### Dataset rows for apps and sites
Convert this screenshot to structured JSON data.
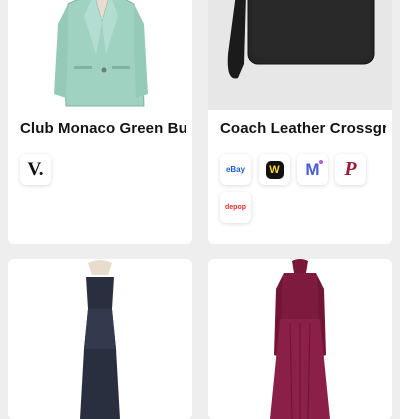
{
  "products": [
    {
      "title": "Club Monaco Green Bu...",
      "image": "mint green blazer on dress form",
      "marketplaces": [
        {
          "name": "Vestiaire",
          "glyph": "V.",
          "icon": "vestiaire-logo-icon"
        }
      ]
    },
    {
      "title": "Coach Leather Crossgr...",
      "image": "black leather wristlet pouch",
      "marketplaces": [
        {
          "name": "eBay",
          "glyph": "eBay",
          "icon": "ebay-logo-icon"
        },
        {
          "name": "Whatnot",
          "glyph": "W",
          "icon": "whatnot-logo-icon"
        },
        {
          "name": "Mercari",
          "glyph": "M",
          "icon": "mercari-logo-icon"
        },
        {
          "name": "Poshmark",
          "glyph": "P",
          "icon": "poshmark-logo-icon"
        },
        {
          "name": "Depop",
          "glyph": "depop",
          "icon": "depop-logo-icon"
        }
      ]
    },
    {
      "title": "",
      "image": "navy velvet strapless gown on dress form",
      "marketplaces": []
    },
    {
      "title": "",
      "image": "burgundy long-sleeve dress on dress form",
      "marketplaces": []
    }
  ],
  "colors": {
    "page_background": "#eeeeee",
    "card_background": "#ffffff",
    "title_text": "#141414"
  }
}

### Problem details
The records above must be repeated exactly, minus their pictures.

### Problem solution
Convert this screenshot to structured JSON data.
{
  "products": [
    {
      "title": "Club Monaco Green Bu...",
      "image": "mint green blazer on dress form",
      "marketplaces": [
        {
          "name": "Vestiaire",
          "glyph": "V.",
          "icon": "vestiaire-logo-icon"
        }
      ]
    },
    {
      "title": "Coach Leather Crossgr...",
      "image": "black leather wristlet pouch",
      "marketplaces": [
        {
          "name": "eBay",
          "glyph": "eBay",
          "icon": "ebay-logo-icon"
        },
        {
          "name": "Whatnot",
          "glyph": "W",
          "icon": "whatnot-logo-icon"
        },
        {
          "name": "Mercari",
          "glyph": "M",
          "icon": "mercari-logo-icon"
        },
        {
          "name": "Poshmark",
          "glyph": "P",
          "icon": "poshmark-logo-icon"
        },
        {
          "name": "Depop",
          "glyph": "depop",
          "icon": "depop-logo-icon"
        }
      ]
    },
    {
      "title": "",
      "image": "navy velvet strapless gown on dress form",
      "marketplaces": []
    },
    {
      "title": "",
      "image": "burgundy long-sleeve dress on dress form",
      "marketplaces": []
    }
  ],
  "colors": {
    "page_background": "#eeeeee",
    "card_background": "#ffffff",
    "title_text": "#141414"
  }
}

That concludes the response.